══ SUPPLIED MATERIAL
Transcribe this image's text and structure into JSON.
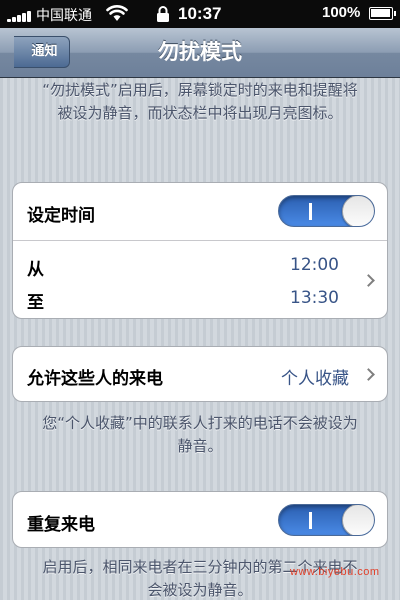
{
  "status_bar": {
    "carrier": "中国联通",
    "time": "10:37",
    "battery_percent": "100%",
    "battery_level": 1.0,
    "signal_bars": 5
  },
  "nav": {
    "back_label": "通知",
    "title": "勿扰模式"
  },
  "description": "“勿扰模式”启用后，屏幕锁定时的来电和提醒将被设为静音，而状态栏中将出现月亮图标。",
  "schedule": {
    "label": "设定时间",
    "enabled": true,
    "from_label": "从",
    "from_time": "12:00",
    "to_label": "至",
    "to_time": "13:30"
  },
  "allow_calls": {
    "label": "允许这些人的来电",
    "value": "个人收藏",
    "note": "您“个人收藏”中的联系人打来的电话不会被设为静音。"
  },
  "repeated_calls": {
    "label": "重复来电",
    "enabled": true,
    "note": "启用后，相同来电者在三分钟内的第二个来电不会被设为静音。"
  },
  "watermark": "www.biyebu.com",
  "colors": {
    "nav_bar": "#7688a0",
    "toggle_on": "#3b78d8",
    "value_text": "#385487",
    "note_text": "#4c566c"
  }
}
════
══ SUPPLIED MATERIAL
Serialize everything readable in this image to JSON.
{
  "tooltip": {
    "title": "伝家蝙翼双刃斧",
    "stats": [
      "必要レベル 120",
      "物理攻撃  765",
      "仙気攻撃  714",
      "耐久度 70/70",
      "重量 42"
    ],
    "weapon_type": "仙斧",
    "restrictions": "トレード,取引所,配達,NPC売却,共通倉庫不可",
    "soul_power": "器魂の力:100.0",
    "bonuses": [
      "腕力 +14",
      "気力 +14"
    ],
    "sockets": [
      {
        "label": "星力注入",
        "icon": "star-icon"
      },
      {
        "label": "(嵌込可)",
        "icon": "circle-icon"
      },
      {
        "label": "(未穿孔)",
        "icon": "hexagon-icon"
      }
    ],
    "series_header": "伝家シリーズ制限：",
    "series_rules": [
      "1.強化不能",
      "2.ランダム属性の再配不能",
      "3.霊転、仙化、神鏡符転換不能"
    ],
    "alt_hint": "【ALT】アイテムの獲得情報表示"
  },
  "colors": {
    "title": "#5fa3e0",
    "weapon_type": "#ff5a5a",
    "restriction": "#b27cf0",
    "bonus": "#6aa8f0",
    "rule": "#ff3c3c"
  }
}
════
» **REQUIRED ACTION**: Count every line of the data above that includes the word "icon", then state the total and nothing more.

» **EXPECTED OUTPUT**: 3